Like multi-national energy company bpTT, newly appointed chairman of the Energy Chamber, Eugene Tiah is calling for clarity of Government’s policy, to ensure growth both in the oil and gas sector.
Tiah, an industry player with some 31 years experience called for a more detailed and comprehensive consultation to find the right taxation regime, as he reflected on Government’s proposed 12.5 per cent royalty on all oil, natural gas and condensate produced locally. This tax measure is expected to come into effect on December 1, but concerns have been expressed from among key players in this sector about the lack of details. In his inaugural address to members, Tiah thanked his predecessor Vincent Pereira and commended him for taking the chamber through a difficult period for the past three years.
Reminding his audience of two key strategic imperatives of the chamber, one to ensure TT was an attractive investment destination, Tiah said, with US$10 billion committed to upstream gas over the next four to five years, they were making significant progress but there was still a lot of work to be done.
Tiah said, “The Government has outlined the desire for a new taxation regime for the upstream oil and gas industry in each of the last three annual budgets and there has been some engagement with the Ministry of Finance and the consultants hired through the IMF about these topics. But there is still a lack of final resolution and clarity about exactly what is intended.

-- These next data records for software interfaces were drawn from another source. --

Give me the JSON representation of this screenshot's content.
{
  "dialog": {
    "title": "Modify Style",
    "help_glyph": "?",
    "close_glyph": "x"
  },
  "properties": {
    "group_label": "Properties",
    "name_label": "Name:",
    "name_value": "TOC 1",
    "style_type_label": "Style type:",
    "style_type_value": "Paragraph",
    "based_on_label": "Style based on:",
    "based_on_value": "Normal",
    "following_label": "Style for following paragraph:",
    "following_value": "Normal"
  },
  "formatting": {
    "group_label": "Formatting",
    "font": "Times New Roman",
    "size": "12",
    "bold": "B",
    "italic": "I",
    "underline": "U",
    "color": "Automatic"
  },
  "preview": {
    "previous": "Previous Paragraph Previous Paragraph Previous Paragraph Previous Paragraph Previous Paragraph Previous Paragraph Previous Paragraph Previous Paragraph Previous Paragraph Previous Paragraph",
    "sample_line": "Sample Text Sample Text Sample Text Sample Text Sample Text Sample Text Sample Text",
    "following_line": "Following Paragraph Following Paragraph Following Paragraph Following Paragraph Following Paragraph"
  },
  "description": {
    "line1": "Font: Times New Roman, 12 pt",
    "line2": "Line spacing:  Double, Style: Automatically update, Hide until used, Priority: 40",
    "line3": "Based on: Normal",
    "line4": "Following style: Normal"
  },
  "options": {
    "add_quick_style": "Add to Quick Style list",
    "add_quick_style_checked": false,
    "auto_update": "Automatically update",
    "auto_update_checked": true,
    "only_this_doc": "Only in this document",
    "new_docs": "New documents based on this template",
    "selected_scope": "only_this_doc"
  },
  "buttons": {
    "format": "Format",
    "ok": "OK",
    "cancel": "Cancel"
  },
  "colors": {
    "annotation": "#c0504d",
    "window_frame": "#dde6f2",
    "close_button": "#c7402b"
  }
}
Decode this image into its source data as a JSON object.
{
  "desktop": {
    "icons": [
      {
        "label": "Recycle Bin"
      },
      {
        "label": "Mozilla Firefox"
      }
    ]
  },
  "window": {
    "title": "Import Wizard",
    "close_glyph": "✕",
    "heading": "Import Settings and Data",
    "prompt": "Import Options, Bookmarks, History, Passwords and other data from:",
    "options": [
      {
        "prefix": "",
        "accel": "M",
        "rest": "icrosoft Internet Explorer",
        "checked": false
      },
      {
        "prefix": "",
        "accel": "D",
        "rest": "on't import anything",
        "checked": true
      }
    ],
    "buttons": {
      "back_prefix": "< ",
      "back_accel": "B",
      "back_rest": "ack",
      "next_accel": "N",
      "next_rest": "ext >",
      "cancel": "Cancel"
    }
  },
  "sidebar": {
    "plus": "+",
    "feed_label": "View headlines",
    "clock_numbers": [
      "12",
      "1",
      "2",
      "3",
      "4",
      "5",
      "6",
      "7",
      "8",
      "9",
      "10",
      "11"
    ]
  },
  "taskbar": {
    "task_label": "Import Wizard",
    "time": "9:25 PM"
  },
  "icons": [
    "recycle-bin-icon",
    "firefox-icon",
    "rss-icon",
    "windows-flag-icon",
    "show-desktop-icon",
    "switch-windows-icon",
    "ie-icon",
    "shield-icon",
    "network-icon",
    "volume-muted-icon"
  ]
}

“Detailed and comprehensive consultation with the industry is required to find the right taxation regime, which meets the principles outlined by the Minister of Finance in his presentation on Monday.”
He also called for a clear policy direction on the future of debt-riddled, State-owned Petrotrin. Imbert said the company had two large outstanding debts, totaling some US$12 billion that are due to mature in 2019 and 2022 respectively. Yet, the minister insisted, Petrotrin still had great potential with its excellent portfolio of land and marine acreage.
Tiah said, in the oil industry, the role of Petrotrin remained a crucial issue but there continued to be a lack of clear policy by Government on its future, beyond statements on the challenges faced, the need for restructuring and a new approach.
He said many of their companies rely upon Petrotrin for much of their business and the chamber is an important stakeholder in discussions about the future of the company and the traditional oil industry.
He also pointed out that in the LNG and petrochemical sectors, there were still many unresolved policy issues that required urgent attention.
In the upstream sector, he said, clarity and certainty were needed to encourage investment, including investment in upgrading existing facilities to improve efficiency.